I think a lot of people who have addictive personalities are drawn to [what I was drawn to]: the kitchen and working in the environment of a restaurant that has four stars from The New York Times and three Michelin stars, working with luxury ingredients. There was a lot of pressure on me to be the best and to make the most beautiful food and there was a really high level of clientele. I think that all that mounted with the accessibility of nightlife in New York City, which was already a part of my [life]. I was a raver when I was younger, I love electronic music, so nightlife culture is just something that’s always been a part of me and, unfortunately for a lot of us, that comes with the drug use and that also leads to addiction. [A restaurant] is a [convenient] place to have an addiction because you can always find plenty of people to do drugs with and stay up all night with.

Obviously, this is not a lifestyle that’s conducive to being successful in a career, or even coming up among the ranks, but I was able to do that.

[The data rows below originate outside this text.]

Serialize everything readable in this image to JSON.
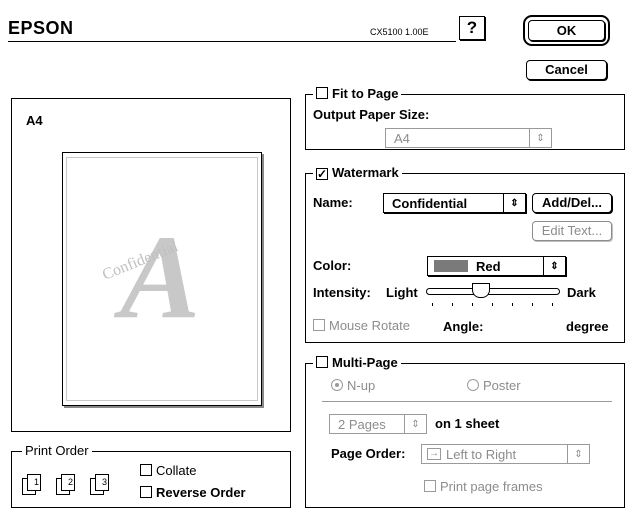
{
  "header": {
    "brand": "EPSON",
    "model": "CX5100 1.00E",
    "help_label": "?",
    "ok_label": "OK",
    "cancel_label": "Cancel"
  },
  "preview": {
    "paper_size": "A4",
    "watermark_letter": "A",
    "watermark_text": "Confidential"
  },
  "fit_to_page": {
    "label": "Fit to Page",
    "checked": false,
    "output_paper_size_label": "Output Paper Size:",
    "output_paper_size_value": "A4"
  },
  "watermark": {
    "label": "Watermark",
    "checked": true,
    "check_glyph": "✓",
    "name_label": "Name:",
    "name_value": "Confidential",
    "add_del_label": "Add/Del...",
    "edit_text_label": "Edit Text...",
    "color_label": "Color:",
    "color_value": "Red",
    "color_swatch": "#7a7a7a",
    "intensity_label": "Intensity:",
    "intensity_light": "Light",
    "intensity_dark": "Dark",
    "intensity_level": 0.4,
    "mouse_rotate_label": "Mouse Rotate",
    "angle_label": "Angle:",
    "degree_label": "degree"
  },
  "multi_page": {
    "label": "Multi-Page",
    "checked": false,
    "nup_label": "N-up",
    "poster_label": "Poster",
    "pages_value": "2 Pages",
    "on_sheet_label": "on 1 sheet",
    "page_order_label": "Page Order:",
    "page_order_value": "Left to Right",
    "page_order_glyph": "→",
    "print_frames_label": "Print page frames"
  },
  "print_order": {
    "label": "Print Order",
    "collate_label": "Collate",
    "reverse_label": "Reverse Order",
    "icon_numbers": [
      "1",
      "2",
      "3"
    ]
  },
  "glyphs": {
    "updown": "⇕"
  }
}
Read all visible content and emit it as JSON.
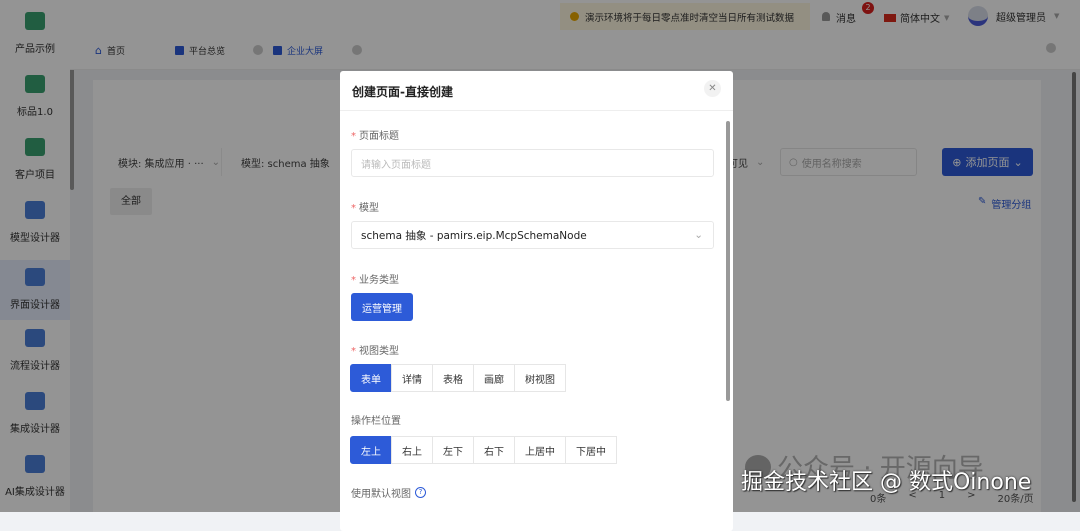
{
  "sidebar": {
    "items": [
      {
        "label": "产品示例",
        "icon": "code-icon",
        "color": "#3aa070"
      },
      {
        "label": "标品1.0",
        "icon": "bar-chart-icon",
        "color": "#3aa070"
      },
      {
        "label": "客户项目",
        "icon": "users-icon",
        "color": "#3aa070"
      },
      {
        "label": "模型设计器",
        "icon": "cube-icon",
        "color": "#4a7ed8"
      },
      {
        "label": "界面设计器",
        "icon": "layout-icon",
        "color": "#4a7ed8"
      },
      {
        "label": "流程设计器",
        "icon": "flow-icon",
        "color": "#4a7ed8"
      },
      {
        "label": "集成设计器",
        "icon": "layers-icon",
        "color": "#4a7ed8"
      },
      {
        "label": "AI集成设计器",
        "icon": "ai-icon",
        "color": "#4a7ed8"
      }
    ]
  },
  "topbar": {
    "notice": "演示环境将于每日零点准时清空当日所有测试数据",
    "messages": "消息",
    "badge": "2",
    "language": "简体中文",
    "user": "超级管理员"
  },
  "tabs": [
    {
      "label": "首页"
    },
    {
      "label": "平台总览"
    },
    {
      "label": "企业大屏"
    }
  ],
  "filters": {
    "module": "模块: 集成应用 · ···",
    "model": "模型: schema 抽象",
    "visible": "可见",
    "search_placeholder": "使用名称搜索",
    "add_page": "添加页面",
    "all": "全部",
    "manage_groups": "管理分组"
  },
  "pagination": {
    "total": "0条",
    "prev": "<",
    "page": "1",
    "next": ">",
    "page_size": "20条/页"
  },
  "watermarks": {
    "wechat": "公众号 · 开源向导",
    "juejin": "掘金技术社区 @ 数式Oinone"
  },
  "modal": {
    "title": "创建页面-直接创建",
    "page_title_label": "页面标题",
    "page_title_placeholder": "请输入页面标题",
    "model_label": "模型",
    "model_value": "schema 抽象 - pamirs.eip.McpSchemaNode",
    "biz_type_label": "业务类型",
    "biz_type_value": "运营管理",
    "view_type_label": "视图类型",
    "view_types": [
      "表单",
      "详情",
      "表格",
      "画廊",
      "树视图"
    ],
    "action_bar_label": "操作栏位置",
    "action_positions": [
      "左上",
      "右上",
      "左下",
      "右下",
      "上居中",
      "下居中"
    ],
    "default_view_label": "使用默认视图"
  },
  "colors": {
    "primary": "#2d5bd8"
  }
}
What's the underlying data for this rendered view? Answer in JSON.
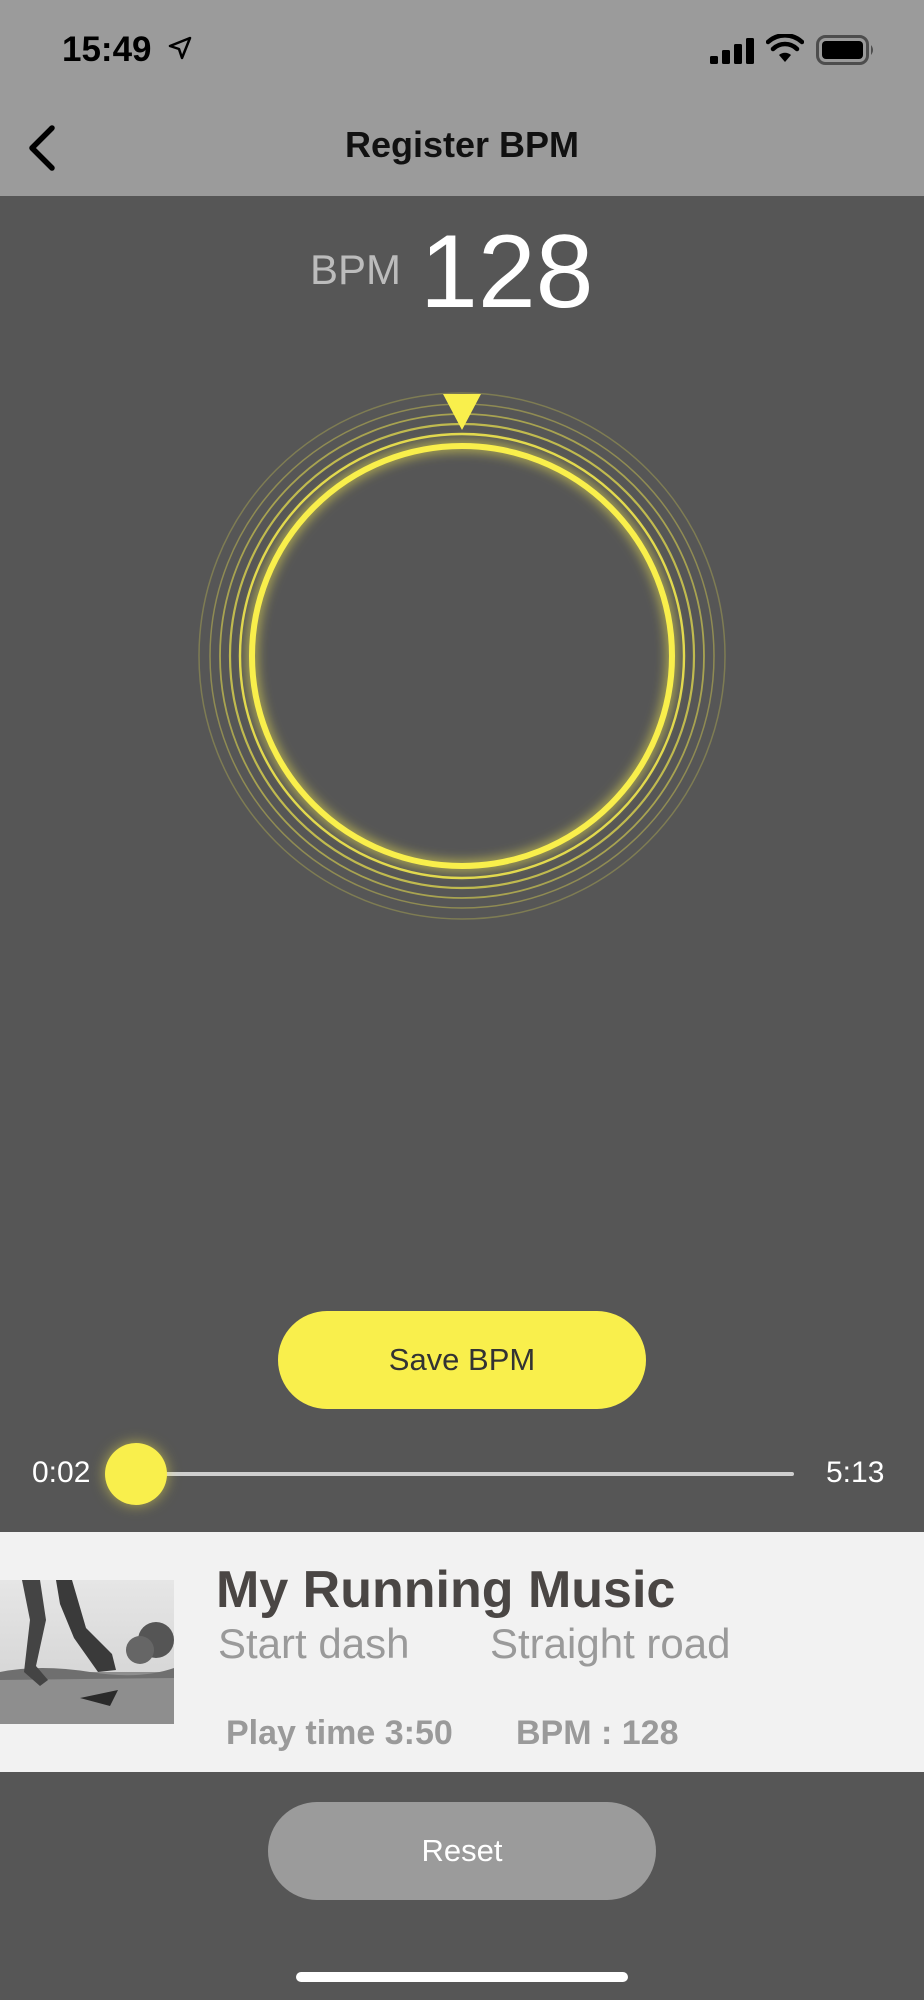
{
  "status_bar": {
    "time": "15:49",
    "icons": [
      "location-arrow-icon",
      "signal-icon",
      "wifi-icon",
      "battery-icon"
    ]
  },
  "nav": {
    "title": "Register BPM",
    "back_icon": "chevron-left-icon"
  },
  "bpm": {
    "label": "BPM",
    "value": "128"
  },
  "ring": {
    "indicator_icon": "triangle-marker-icon",
    "color": "#f9ef4c"
  },
  "save_button": {
    "label": "Save BPM"
  },
  "progress": {
    "elapsed": "0:02",
    "total": "5:13",
    "fraction": 0.0064
  },
  "music_card": {
    "title": "My Running Music",
    "tags": [
      "Start dash",
      "Straight road"
    ],
    "play_time": "Play time 3:50",
    "bpm_text": "BPM : 128",
    "cover_icon": "runner-photo"
  },
  "reset_button": {
    "label": "Reset"
  },
  "colors": {
    "accent": "#f9ef4c",
    "header_bg": "#9b9b9b",
    "body_bg": "#565656",
    "card_bg": "#f2f2f2"
  }
}
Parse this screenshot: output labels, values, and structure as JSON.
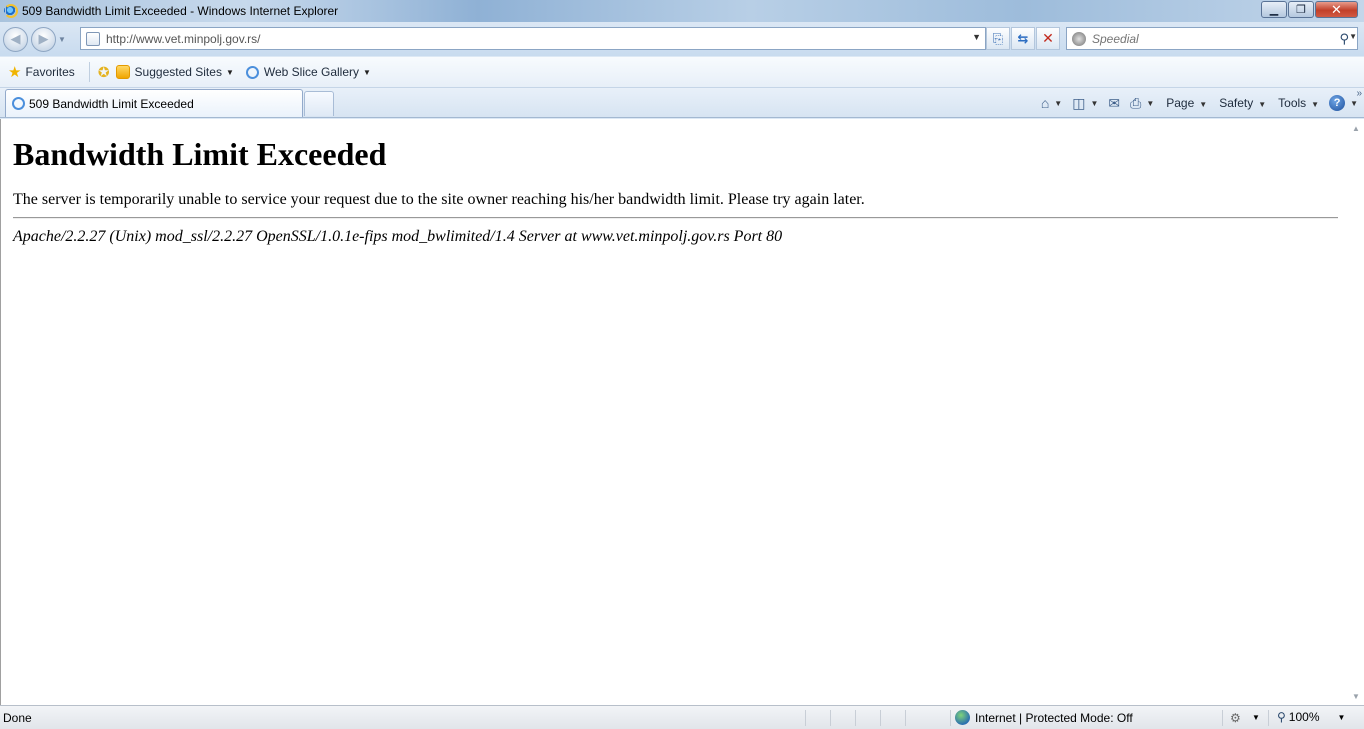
{
  "window": {
    "title": "509 Bandwidth Limit Exceeded - Windows Internet Explorer",
    "minimize_glyph": "▁",
    "maximize_glyph": "❐",
    "close_glyph": "✕"
  },
  "address_bar": {
    "url": "http://www.vet.minpolj.gov.rs/"
  },
  "search": {
    "placeholder": "Speedial"
  },
  "favorites_bar": {
    "favorites_label": "Favorites",
    "suggested_sites_label": "Suggested Sites",
    "web_slice_gallery_label": "Web Slice Gallery"
  },
  "tabs": [
    {
      "label": "509 Bandwidth Limit Exceeded"
    }
  ],
  "command_bar": {
    "page_label": "Page",
    "safety_label": "Safety",
    "tools_label": "Tools",
    "help_glyph": "?"
  },
  "page": {
    "heading": "Bandwidth Limit Exceeded",
    "message": "The server is temporarily unable to service your request due to the site owner reaching his/her bandwidth limit. Please try again later.",
    "server_signature": "Apache/2.2.27 (Unix) mod_ssl/2.2.27 OpenSSL/1.0.1e-fips mod_bwlimited/1.4 Server at www.vet.minpolj.gov.rs Port 80"
  },
  "status_bar": {
    "status": "Done",
    "zone": "Internet | Protected Mode: Off",
    "zoom": "100%"
  }
}
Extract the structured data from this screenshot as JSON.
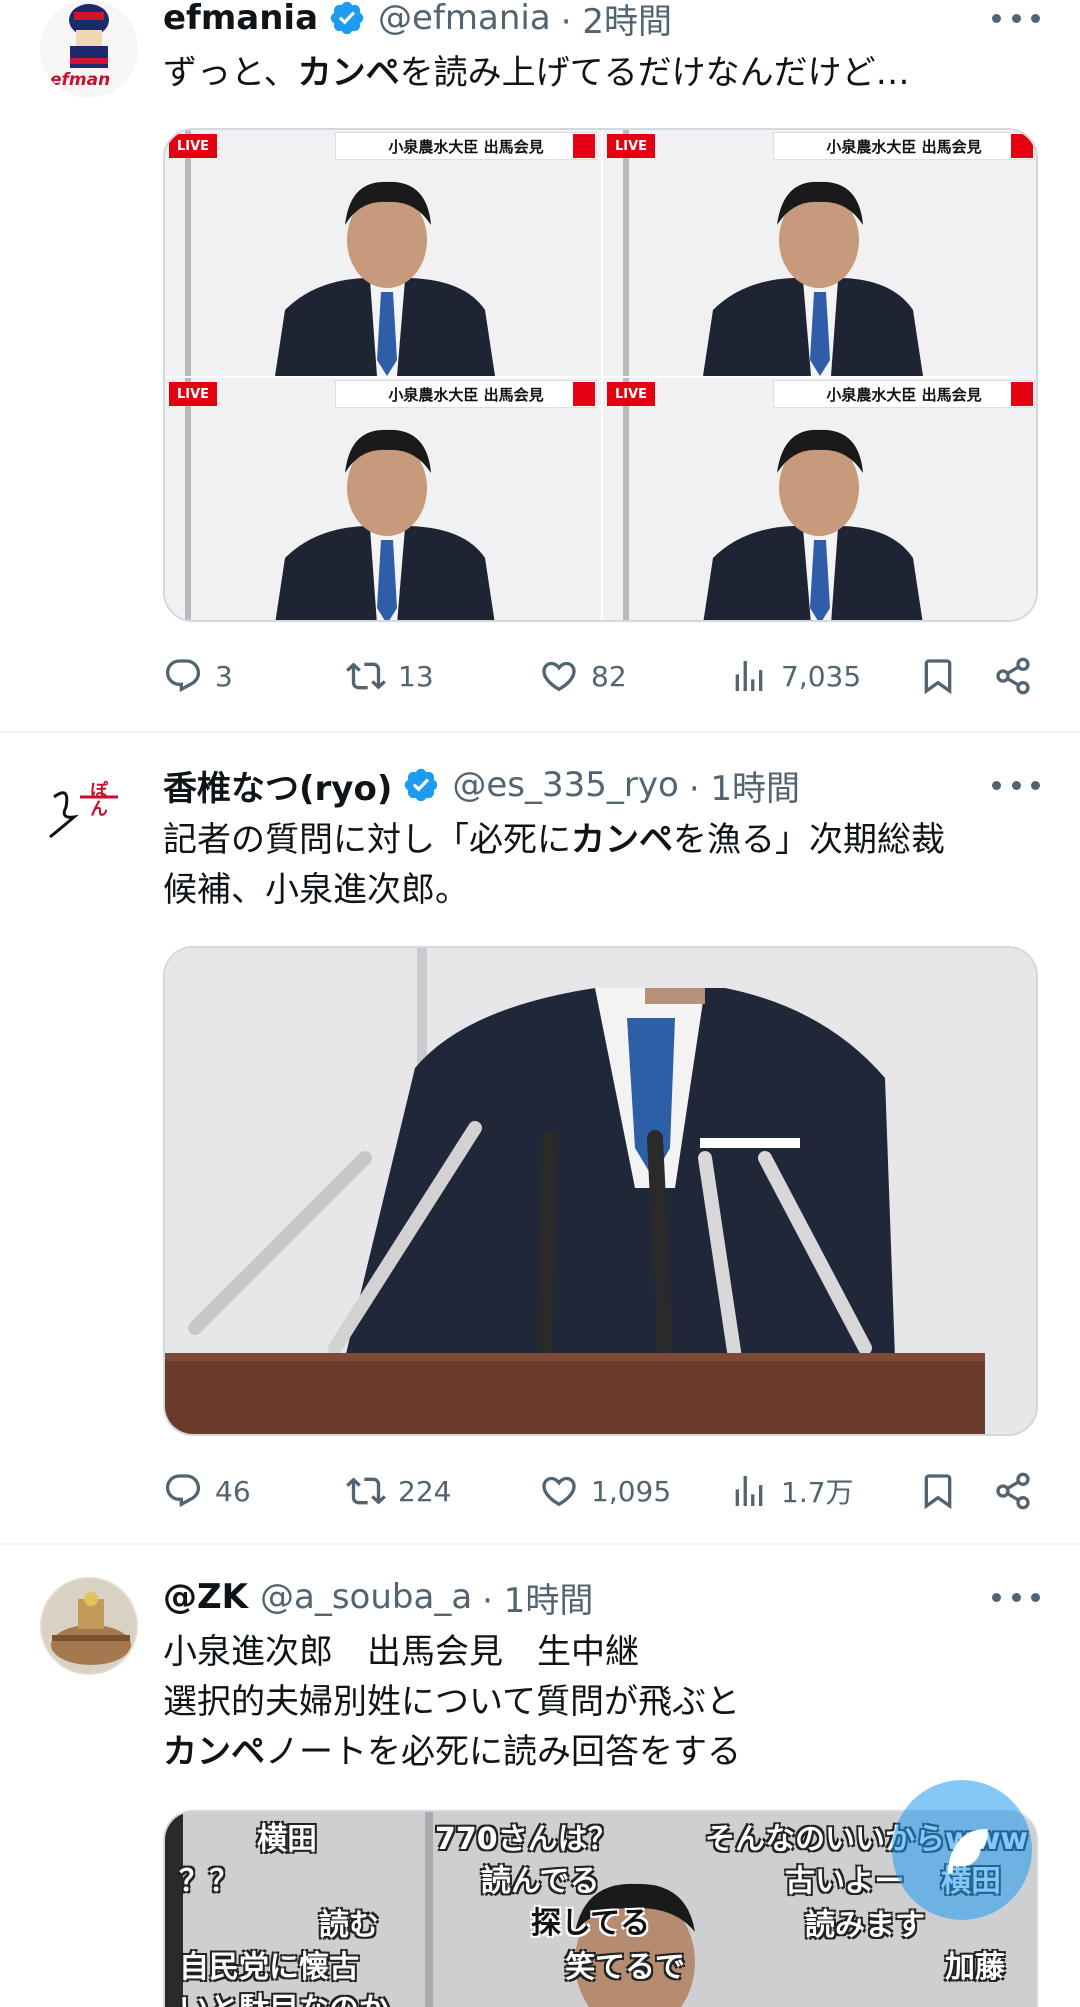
{
  "tweets": [
    {
      "name": "efmania",
      "handle": "@efmania",
      "time": "· 2時間",
      "avatar_text": "efman",
      "text_segments": [
        {
          "t": "ずっと、",
          "bold": false
        },
        {
          "t": "カンペ",
          "bold": true
        },
        {
          "t": "を読み上げてるだけなんだけど…",
          "bold": false
        }
      ],
      "media_frames": [
        {
          "live": "LIVE",
          "banner": "小泉農水大臣 出馬会見"
        },
        {
          "live": "LIVE",
          "banner": "小泉農水大臣 出馬会見"
        },
        {
          "live": "LIVE",
          "banner": "小泉農水大臣 出馬会見"
        },
        {
          "live": "LIVE",
          "banner": "小泉農水大臣 出馬会見"
        }
      ],
      "stats": {
        "replies": "3",
        "retweets": "13",
        "likes": "82",
        "views": "7,035"
      }
    },
    {
      "name": "香椎なつ(ryo)",
      "handle": "@es_335_ryo",
      "time": "· 1時間",
      "avatar_text": "ぽん",
      "text_segments": [
        {
          "t": "記者の質問に対し「必死に",
          "bold": false
        },
        {
          "t": "カンペ",
          "bold": true
        },
        {
          "t": "を漁る」次期総裁",
          "bold": false
        },
        {
          "t": "\n候補、小泉進次郎。",
          "bold": false
        }
      ],
      "stats": {
        "replies": "46",
        "retweets": "224",
        "likes": "1,095",
        "views": "1.7万"
      }
    },
    {
      "name": "@ZK",
      "handle": "@a_souba_a",
      "time": "· 1時間",
      "text_lines": [
        "小泉進次郎　出馬会見　生中継",
        "選択的夫婦別姓について質問が飛ぶと"
      ],
      "text_bold": "カンペ",
      "text_last_rest": "ノートを必死に読み回答をする",
      "overlay_comments": [
        "横田",
        "770さんは？",
        "そんなのいいからwww",
        "？？",
        "読んでる",
        "古いよー",
        "横田",
        "読む",
        "探してる",
        "読みます",
        "自民党に懐古",
        "笑てるで",
        "加藤",
        "いと駄目なのか"
      ]
    }
  ],
  "colors": {
    "text": "#0f1419",
    "secondary": "#536471",
    "verified": "#1d9bf0",
    "border": "#cfd9de"
  }
}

It was definitely rough and definitely bumpy, and there was a time that it was fun. But then it became a pretty big problem with me being late for work and being dishonest with my employers. My performance suffered, but I never really gave up on cooking and I kept learning and I have an amazing mentor who really believed in me.

“When I was coming up in the industry, wellness and self-care and anxiety were not words that were ever discussed ― they were never a thing.”

[I left New York and eventually ended up in] California, where my alcoholism really came into play ― there are much fewer drugs there and there is a lot of drinking culture. But finally, when I moved to Portland to work at Departure and the Nines Hotel, I finally met someone who’s in Alcoholics Anonymous. I really thought about it for a few weeks, thought about if I was really ready to give up drinking and doing drugs and smoking cigarettes for the rest of my life, and I really could feel deep down inside that the answer was yes. That was 11 years ago.

I think my generation, Gen X, held on a little more to this masochistic, “You’ve got to show up early, you’ve got to work really hard, you have to stay late, you can’t complain” mentality. We just grew up extremely different than millennials ― we didn’t have the needs that millennials do and we just thought differently. When I was coming up in the industry, wellness and self-care and anxiety were not words that were ever discussed ― they were never a thing.

For me, everything completely changed when I got sober. In sobriety, there’s this thing called the “pink cloud” when you just think everything is great because so many amazing things are happening because you’re finally sober. I literally felt like I was on this pink cloud for almost seven years, until things got really, really hard. Five years in, I did “Top Chef,” and then things got really, really crazy. But I just had a very clear vision about who I wanted to be. I just challenged all the energy that I used to spend on partying and staying up late. I focused on making food, I focused on being healthy, I lost a bunch of weight and experimented with different diets. It’s a very personal thing, and I truly didn’t miss much at all. I stopped going to the bar and I would go running at night and I became a marathon runner and I pretty much trained for my first few marathons after work at night.

I think being able to experiment with different diets has allowed me to learn about all these amazing cuisines from around the world. Health and wellness is still extremely important to me, and getting sober put me on this path of using extreme health as much as possible.